* **What to do**
Look through the material below. Copy every line with the string "texi" in it.

* **Material provided**
* * *

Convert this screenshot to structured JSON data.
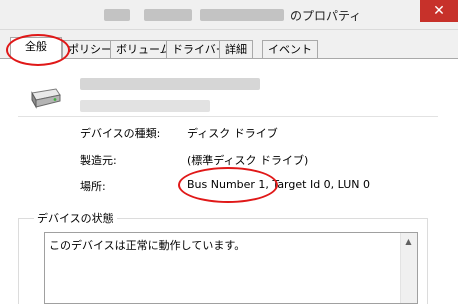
{
  "window": {
    "title_suffix": "のプロパティ",
    "close_glyph": "✕"
  },
  "tabs": [
    {
      "label": "全般",
      "active": true
    },
    {
      "label": "ポリシー"
    },
    {
      "label": "ボリューム"
    },
    {
      "label": "ドライバー"
    },
    {
      "label": "詳細"
    },
    {
      "label": "イベント"
    }
  ],
  "device": {
    "icon": "disk-drive-icon",
    "properties": [
      {
        "label": "デバイスの種類:",
        "value": "ディスク ドライブ"
      },
      {
        "label": "製造元:",
        "value": "(標準ディスク ドライブ)"
      },
      {
        "label": "場所:",
        "value": "Bus Number 1, Target Id 0, LUN 0"
      }
    ]
  },
  "status": {
    "group_title": "デバイスの状態",
    "text": "このデバイスは正常に動作しています。"
  },
  "colors": {
    "highlight_ring": "#e01818",
    "close_button": "#c7312a"
  }
}
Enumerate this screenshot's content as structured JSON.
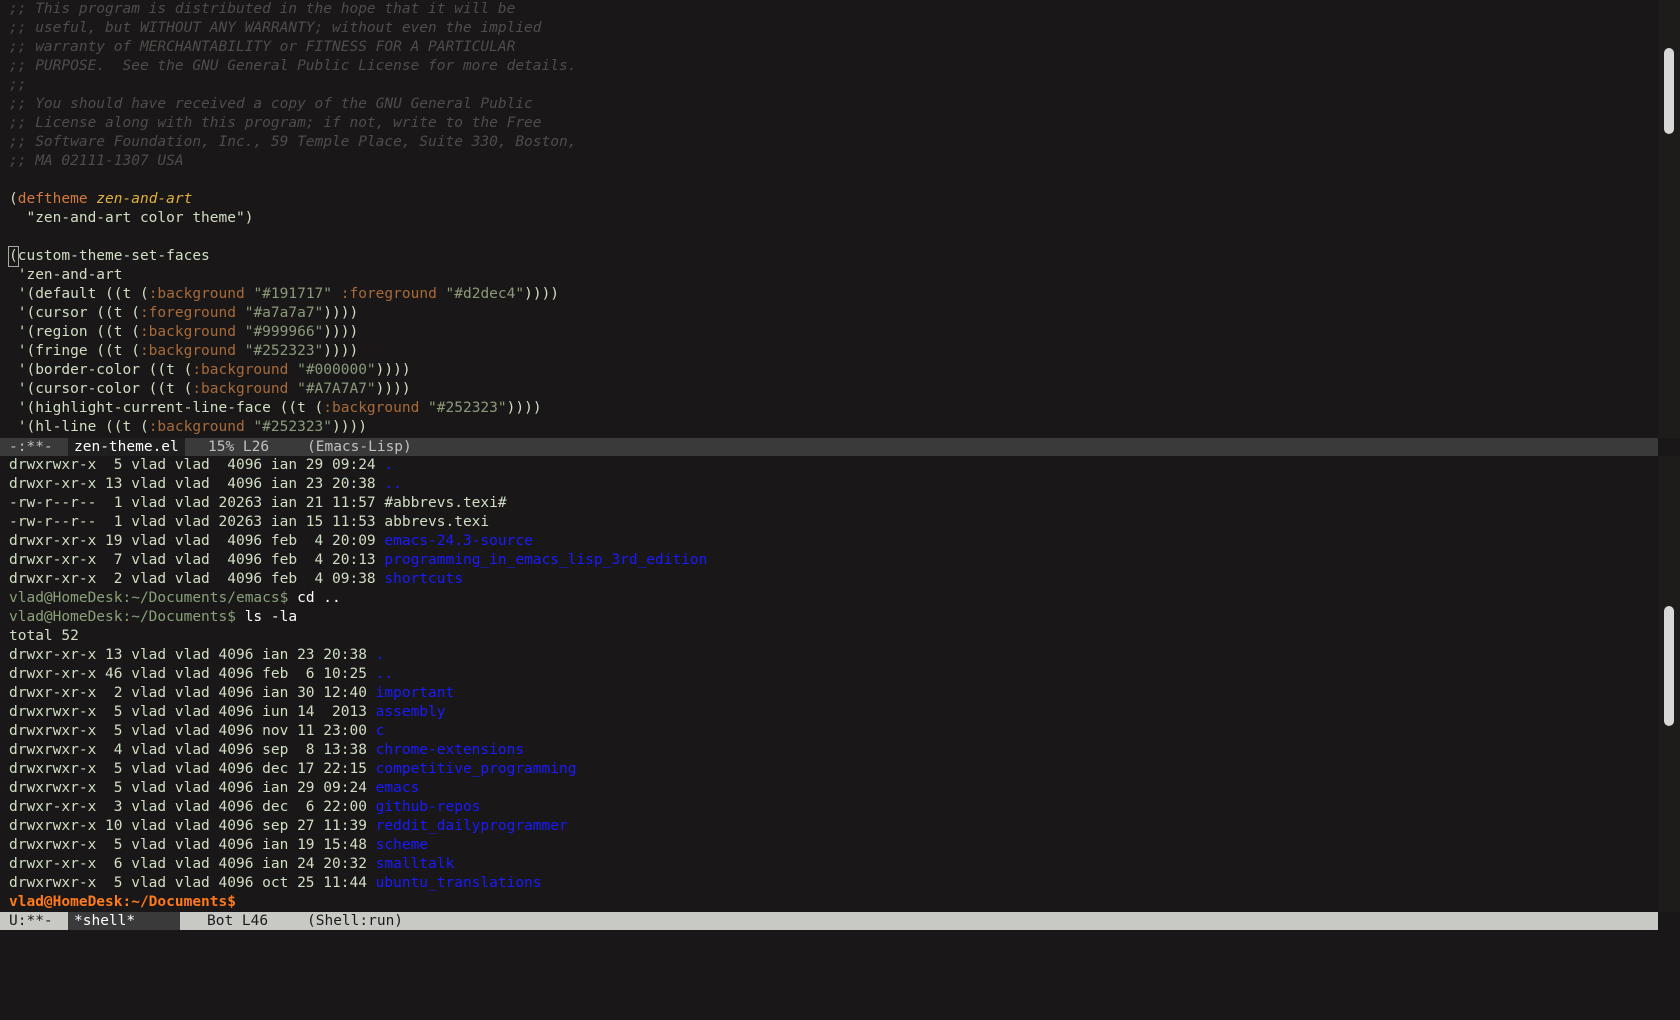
{
  "editor": {
    "top_lines": [
      [
        {
          "t": ";; This program is distributed in the hope that it will be",
          "c": "comment"
        }
      ],
      [
        {
          "t": ";; useful, but WITHOUT ANY WARRANTY; without even the implied",
          "c": "comment"
        }
      ],
      [
        {
          "t": ";; warranty of MERCHANTABILITY or FITNESS FOR A PARTICULAR",
          "c": "comment"
        }
      ],
      [
        {
          "t": ";; PURPOSE.  See the GNU General Public License for more details.",
          "c": "comment"
        }
      ],
      [
        {
          "t": ";;",
          "c": "comment"
        }
      ],
      [
        {
          "t": ";; You should have received a copy of the GNU General Public",
          "c": "comment"
        }
      ],
      [
        {
          "t": ";; License along with this program; if not, write to the Free",
          "c": "comment"
        }
      ],
      [
        {
          "t": ";; Software Foundation, Inc., 59 Temple Place, Suite 330, Boston,",
          "c": "comment"
        }
      ],
      [
        {
          "t": ";; MA 02111-1307 USA",
          "c": "comment"
        }
      ],
      [
        {
          "t": "",
          "c": "plain"
        }
      ],
      [
        {
          "t": "(",
          "c": "plain"
        },
        {
          "t": "deftheme",
          "c": "kw"
        },
        {
          "t": " ",
          "c": "plain"
        },
        {
          "t": "zen-and-art",
          "c": "fn"
        }
      ],
      [
        {
          "t": "  \"zen-and-art color theme\")",
          "c": "str"
        }
      ],
      [
        {
          "t": "",
          "c": "plain"
        }
      ],
      [
        {
          "t": "(",
          "c": "cursor"
        },
        {
          "t": "custom-theme-set-faces",
          "c": "plain"
        }
      ],
      [
        {
          "t": " 'zen-and-art",
          "c": "plain"
        }
      ],
      [
        {
          "t": " '(default ((t (",
          "c": "plain"
        },
        {
          "t": ":background",
          "c": "kwd"
        },
        {
          "t": " ",
          "c": "plain"
        },
        {
          "t": "\"#191717\"",
          "c": "strg"
        },
        {
          "t": " ",
          "c": "plain"
        },
        {
          "t": ":foreground",
          "c": "kwd"
        },
        {
          "t": " ",
          "c": "plain"
        },
        {
          "t": "\"#d2dec4\"",
          "c": "strg"
        },
        {
          "t": "))))",
          "c": "plain"
        }
      ],
      [
        {
          "t": " '(cursor ((t (",
          "c": "plain"
        },
        {
          "t": ":foreground",
          "c": "kwd"
        },
        {
          "t": " ",
          "c": "plain"
        },
        {
          "t": "\"#a7a7a7\"",
          "c": "strg"
        },
        {
          "t": "))))",
          "c": "plain"
        }
      ],
      [
        {
          "t": " '(region ((t (",
          "c": "plain"
        },
        {
          "t": ":background",
          "c": "kwd"
        },
        {
          "t": " ",
          "c": "plain"
        },
        {
          "t": "\"#999966\"",
          "c": "strg"
        },
        {
          "t": "))))",
          "c": "plain"
        }
      ],
      [
        {
          "t": " '(fringe ((t (",
          "c": "plain"
        },
        {
          "t": ":background",
          "c": "kwd"
        },
        {
          "t": " ",
          "c": "plain"
        },
        {
          "t": "\"#252323\"",
          "c": "strg"
        },
        {
          "t": "))))",
          "c": "plain"
        }
      ],
      [
        {
          "t": " '(border-color ((t (",
          "c": "plain"
        },
        {
          "t": ":background",
          "c": "kwd"
        },
        {
          "t": " ",
          "c": "plain"
        },
        {
          "t": "\"#000000\"",
          "c": "strg"
        },
        {
          "t": "))))",
          "c": "plain"
        }
      ],
      [
        {
          "t": " '(cursor-color ((t (",
          "c": "plain"
        },
        {
          "t": ":background",
          "c": "kwd"
        },
        {
          "t": " ",
          "c": "plain"
        },
        {
          "t": "\"#A7A7A7\"",
          "c": "strg"
        },
        {
          "t": "))))",
          "c": "plain"
        }
      ],
      [
        {
          "t": " '(highlight-current-line-face ((t (",
          "c": "plain"
        },
        {
          "t": ":background",
          "c": "kwd"
        },
        {
          "t": " ",
          "c": "plain"
        },
        {
          "t": "\"#252323\"",
          "c": "strg"
        },
        {
          "t": "))))",
          "c": "plain"
        }
      ],
      [
        {
          "t": " '(hl-line ((t (",
          "c": "plain"
        },
        {
          "t": ":background",
          "c": "kwd"
        },
        {
          "t": " ",
          "c": "plain"
        },
        {
          "t": "\"#252323\"",
          "c": "strg"
        },
        {
          "t": "))))",
          "c": "plain"
        }
      ]
    ],
    "top_modeline": {
      "status": "-:**-",
      "buffer": "zen-theme.el",
      "position": "15% L26",
      "mode": "(Emacs-Lisp)"
    }
  },
  "shell": {
    "lines": [
      [
        {
          "t": "drwxrwxr-x  5 vlad vlad  4096 ian 29 09:24 ",
          "c": "plain"
        },
        {
          "t": ".",
          "c": "dir"
        }
      ],
      [
        {
          "t": "drwxr-xr-x 13 vlad vlad  4096 ian 23 20:38 ",
          "c": "plain"
        },
        {
          "t": "..",
          "c": "dir"
        }
      ],
      [
        {
          "t": "-rw-r--r--  1 vlad vlad 20263 ian 21 11:57 #abbrevs.texi#",
          "c": "plain"
        }
      ],
      [
        {
          "t": "-rw-r--r--  1 vlad vlad 20263 ian 15 11:53 abbrevs.texi",
          "c": "plain"
        }
      ],
      [
        {
          "t": "drwxr-xr-x 19 vlad vlad  4096 feb  4 20:09 ",
          "c": "plain"
        },
        {
          "t": "emacs-24.3-source",
          "c": "dir"
        }
      ],
      [
        {
          "t": "drwxr-xr-x  7 vlad vlad  4096 feb  4 20:13 ",
          "c": "plain"
        },
        {
          "t": "programming_in_emacs_lisp_3rd_edition",
          "c": "dir"
        }
      ],
      [
        {
          "t": "drwxr-xr-x  2 vlad vlad  4096 feb  4 09:38 ",
          "c": "plain"
        },
        {
          "t": "shortcuts",
          "c": "dir"
        }
      ],
      [
        {
          "t": "vlad@HomeDesk:~/Documents/emacs$ ",
          "c": "prompt"
        },
        {
          "t": "cd ..",
          "c": "cmd"
        }
      ],
      [
        {
          "t": "vlad@HomeDesk:~/Documents$ ",
          "c": "prompt"
        },
        {
          "t": "ls -la",
          "c": "cmd"
        }
      ],
      [
        {
          "t": "total 52",
          "c": "plain"
        }
      ],
      [
        {
          "t": "drwxr-xr-x 13 vlad vlad 4096 ian 23 20:38 ",
          "c": "plain"
        },
        {
          "t": ".",
          "c": "dir"
        }
      ],
      [
        {
          "t": "drwxr-xr-x 46 vlad vlad 4096 feb  6 10:25 ",
          "c": "plain"
        },
        {
          "t": "..",
          "c": "dir"
        }
      ],
      [
        {
          "t": "drwxr-xr-x  2 vlad vlad 4096 ian 30 12:40 ",
          "c": "plain"
        },
        {
          "t": "important",
          "c": "dir"
        }
      ],
      [
        {
          "t": "drwxrwxr-x  5 vlad vlad 4096 iun 14  2013 ",
          "c": "plain"
        },
        {
          "t": "assembly",
          "c": "dir"
        }
      ],
      [
        {
          "t": "drwxrwxr-x  5 vlad vlad 4096 nov 11 23:00 ",
          "c": "plain"
        },
        {
          "t": "c",
          "c": "dir"
        }
      ],
      [
        {
          "t": "drwxrwxr-x  4 vlad vlad 4096 sep  8 13:38 ",
          "c": "plain"
        },
        {
          "t": "chrome-extensions",
          "c": "dir"
        }
      ],
      [
        {
          "t": "drwxrwxr-x  5 vlad vlad 4096 dec 17 22:15 ",
          "c": "plain"
        },
        {
          "t": "competitive_programming",
          "c": "dir"
        }
      ],
      [
        {
          "t": "drwxrwxr-x  5 vlad vlad 4096 ian 29 09:24 ",
          "c": "plain"
        },
        {
          "t": "emacs",
          "c": "dir"
        }
      ],
      [
        {
          "t": "drwxr-xr-x  3 vlad vlad 4096 dec  6 22:00 ",
          "c": "plain"
        },
        {
          "t": "github-repos",
          "c": "dir"
        }
      ],
      [
        {
          "t": "drwxrwxr-x 10 vlad vlad 4096 sep 27 11:39 ",
          "c": "plain"
        },
        {
          "t": "reddit_dailyprogrammer",
          "c": "dir"
        }
      ],
      [
        {
          "t": "drwxrwxr-x  5 vlad vlad 4096 ian 19 15:48 ",
          "c": "plain"
        },
        {
          "t": "scheme",
          "c": "dir"
        }
      ],
      [
        {
          "t": "drwxr-xr-x  6 vlad vlad 4096 ian 24 20:32 ",
          "c": "plain"
        },
        {
          "t": "smalltalk",
          "c": "dir"
        }
      ],
      [
        {
          "t": "drwxrwxr-x  5 vlad vlad 4096 oct 25 11:44 ",
          "c": "plain"
        },
        {
          "t": "ubuntu_translations",
          "c": "dir"
        }
      ],
      [
        {
          "t": "vlad@HomeDesk:~/Documents$",
          "c": "prompt-active"
        }
      ]
    ],
    "modeline": {
      "status": "U:**-",
      "buffer": "*shell*",
      "position": "Bot L46",
      "mode": "(Shell:run)"
    }
  },
  "colors": {
    "background": "#191717",
    "foreground": "#d2dec4",
    "comment": "#4f4d4b",
    "keyword": "#d47a3e",
    "directory": "#1a1aff",
    "prompt": "#8aa07a",
    "active_prompt": "#ff7a1a"
  }
}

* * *

* **Result of the task**
          "t": "-rw-r--r--  1 vlad vlad 20263 ian 21 11:57 #abbrevs.texi#",
          "t": "-rw-r--r--  1 vlad vlad 20263 ian 15 11:53 abbrevs.texi",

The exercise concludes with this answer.